To compound matters, Hunter Biden faced a probe into his taxes by the Justice Department, launched as far back as 2018 and connected to suspicious foreign transactions. However, the Biden scandal was swept under the rug with the help of the media and Silicon Valley giants. Social media companies moved to restrict access to the “laptop from hell” story, while former US intelligence officials dismissed it as likely “Russian disinformation.”
At the start of his administration, newly-elected Democratic POTUS Joe Biden vowed to avoid any perception of a conflict of interest. The Democrats had lobbed a barrage of accusations against his predecessor, former President Donald Trump, whose daughter and son-in-law, Ivanka Trump and Jared Kushner, held White House adviser jobs.
“We’re going to run this like the Obama-Biden administration. No one in our family and extended family is going to be involved in any government undertaking or foreign policy,” Biden told People magazine at the start of his tenure.
News of Hunter Biden’s burgeoning art career, complete with reports of price tags as high as $500,000 generated concernsthat people seeking to ingratiate themselves with the POTUS would be prepared to overpay for his son’s art.
In July, the First Son was quoted by the “Nota Bene: This Week in the Art World” podcast as saying he never set the prices.
“Look, man, I never set my prices — what my art was going to cost, what it costs or how much it would be priced at. I would be amazed, you know, if my art had sold at, um, you know, for $10,” he said.
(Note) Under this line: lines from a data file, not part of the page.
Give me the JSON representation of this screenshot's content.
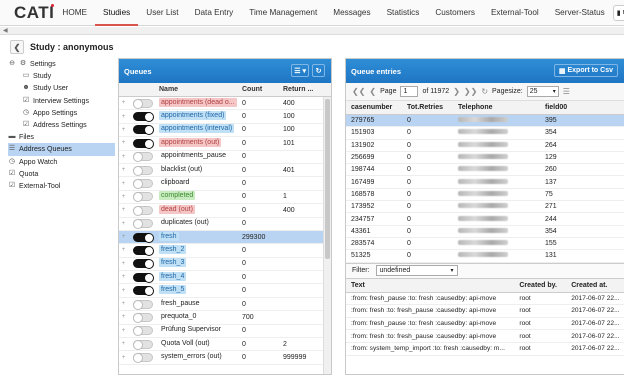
{
  "nav": {
    "logo": "CATI",
    "items": [
      "HOME",
      "Studies",
      "User List",
      "Data Entry",
      "Time Management",
      "Messages",
      "Statistics",
      "Customers",
      "External-Tool",
      "Server-Status"
    ],
    "active": "Studies",
    "user_label": "ro"
  },
  "breadcrumb": {
    "title": "Study : anonymous"
  },
  "sidebar": {
    "items": [
      {
        "label": "Settings",
        "level": 0,
        "icon": "gear-icon"
      },
      {
        "label": "Study",
        "level": 1,
        "icon": "document-icon"
      },
      {
        "label": "Study User",
        "level": 1,
        "icon": "user-icon"
      },
      {
        "label": "Interview Settings",
        "level": 1,
        "icon": "checkbox-icon"
      },
      {
        "label": "Appo Settings",
        "level": 1,
        "icon": "clock-icon"
      },
      {
        "label": "Address Settings",
        "level": 1,
        "icon": "checkbox-icon"
      },
      {
        "label": "Files",
        "level": 0,
        "icon": "folder-icon"
      },
      {
        "label": "Address Queues",
        "level": 0,
        "icon": "list-icon"
      },
      {
        "label": "Appo Watch",
        "level": 0,
        "icon": "clock-icon"
      },
      {
        "label": "Quota",
        "level": 0,
        "icon": "checkbox-icon"
      },
      {
        "label": "External-Tool",
        "level": 0,
        "icon": "checkbox-icon"
      }
    ],
    "active": "Address Queues"
  },
  "queues": {
    "title": "Queues",
    "columns": [
      "Name",
      "Count",
      "Return ..."
    ],
    "rows": [
      {
        "name": "appointments (dead o...",
        "count": "0",
        "ret": "400",
        "on": false,
        "tag": "#f5c6c6",
        "text": "#b04040"
      },
      {
        "name": "appointments (fixed)",
        "count": "0",
        "ret": "100",
        "on": true,
        "tag": "#bfe0f5",
        "text": "#1f66a8"
      },
      {
        "name": "appointments (interval)",
        "count": "0",
        "ret": "100",
        "on": true,
        "tag": "#bfe0f5",
        "text": "#1f66a8"
      },
      {
        "name": "appointments (out)",
        "count": "0",
        "ret": "101",
        "on": true,
        "tag": "#f5c6c6",
        "text": "#b04040"
      },
      {
        "name": "appointments_pause",
        "count": "0",
        "ret": "",
        "on": false,
        "tag": "",
        "text": "#222222"
      },
      {
        "name": "blacklist (out)",
        "count": "0",
        "ret": "401",
        "on": false,
        "tag": "",
        "text": "#222222"
      },
      {
        "name": "clipboard",
        "count": "0",
        "ret": "",
        "on": false,
        "tag": "",
        "text": "#222222"
      },
      {
        "name": "completed",
        "count": "0",
        "ret": "1",
        "on": false,
        "tag": "#c8ecc0",
        "text": "#3c8a2e"
      },
      {
        "name": "dead (out)",
        "count": "0",
        "ret": "400",
        "on": false,
        "tag": "#f5c6c6",
        "text": "#b04040"
      },
      {
        "name": "duplicates (out)",
        "count": "0",
        "ret": "",
        "on": false,
        "tag": "",
        "text": "#222222"
      },
      {
        "name": "fresh",
        "count": "299300",
        "ret": "",
        "on": true,
        "tag": "#bfe0f5",
        "text": "#1f66a8",
        "selected": true
      },
      {
        "name": "fresh_2",
        "count": "0",
        "ret": "",
        "on": true,
        "tag": "#bfe0f5",
        "text": "#1f66a8"
      },
      {
        "name": "fresh_3",
        "count": "0",
        "ret": "",
        "on": true,
        "tag": "#bfe0f5",
        "text": "#1f66a8"
      },
      {
        "name": "fresh_4",
        "count": "0",
        "ret": "",
        "on": true,
        "tag": "#bfe0f5",
        "text": "#1f66a8"
      },
      {
        "name": "fresh_5",
        "count": "0",
        "ret": "",
        "on": true,
        "tag": "#bfe0f5",
        "text": "#1f66a8"
      },
      {
        "name": "fresh_pause",
        "count": "0",
        "ret": "",
        "on": false,
        "tag": "",
        "text": "#222222"
      },
      {
        "name": "prequota_0",
        "count": "700",
        "ret": "",
        "on": false,
        "tag": "",
        "text": "#222222"
      },
      {
        "name": "Prüfung Supervisor",
        "count": "0",
        "ret": "",
        "on": false,
        "tag": "",
        "text": "#222222"
      },
      {
        "name": "Quota Voll (out)",
        "count": "0",
        "ret": "2",
        "on": false,
        "tag": "",
        "text": "#222222"
      },
      {
        "name": "system_errors (out)",
        "count": "0",
        "ret": "999999",
        "on": false,
        "tag": "",
        "text": "#222222"
      }
    ]
  },
  "entries": {
    "title": "Queue entries",
    "export_label": "Export to Csv",
    "pager": {
      "page_label": "Page",
      "page": "1",
      "of_label": "of 11972",
      "pagesize_label": "Pagesize:",
      "pagesize": "25"
    },
    "columns": [
      "casenumber",
      "Tot.Retries",
      "Telephone",
      "field00"
    ],
    "rows": [
      {
        "case": "279765",
        "retries": "0",
        "field": "395",
        "selected": true
      },
      {
        "case": "151903",
        "retries": "0",
        "field": "354"
      },
      {
        "case": "131902",
        "retries": "0",
        "field": "264"
      },
      {
        "case": "256699",
        "retries": "0",
        "field": "129"
      },
      {
        "case": "198744",
        "retries": "0",
        "field": "260"
      },
      {
        "case": "167499",
        "retries": "0",
        "field": "137"
      },
      {
        "case": "168578",
        "retries": "0",
        "field": "75"
      },
      {
        "case": "173952",
        "retries": "0",
        "field": "271"
      },
      {
        "case": "234757",
        "retries": "0",
        "field": "244"
      },
      {
        "case": "43361",
        "retries": "0",
        "field": "354"
      },
      {
        "case": "283574",
        "retries": "0",
        "field": "155"
      },
      {
        "case": "51325",
        "retries": "0",
        "field": "131"
      }
    ]
  },
  "filter": {
    "label": "Filter:",
    "value": "undefined"
  },
  "log": {
    "columns": [
      "Text",
      "Created by.",
      "Created at."
    ],
    "rows": [
      {
        "text": ":from: fresh_pause :to: fresh :causedby: api-move",
        "by": "root",
        "at": "2017-06-07 22..."
      },
      {
        "text": ":from: fresh :to: fresh_pause :causedby: api-move",
        "by": "root",
        "at": "2017-06-07 22..."
      },
      {
        "text": ":from: fresh_pause :to: fresh :causedby: api-move",
        "by": "root",
        "at": "2017-06-07 22..."
      },
      {
        "text": ":from: fresh :to: fresh_pause :causedby: api-move",
        "by": "root",
        "at": "2017-06-07 22..."
      },
      {
        "text": ":from: system_temp_import :to: fresh :causedby: m...",
        "by": "root",
        "at": "2017-06-07 22..."
      }
    ]
  }
}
The Post earlier revealed that Hunter Biden had already sold five paintings at $75,000 each – a fact that Georges Berges denied. Earlier in October, the White House insisted it had an infallible plan to prevent influence-peddling that required Berges to keep the identities of buyers of Hunter Biden’s artwork secret from the WH. However, critics denounced the plan as flawed because buyers’ names would surely be leaked publicly.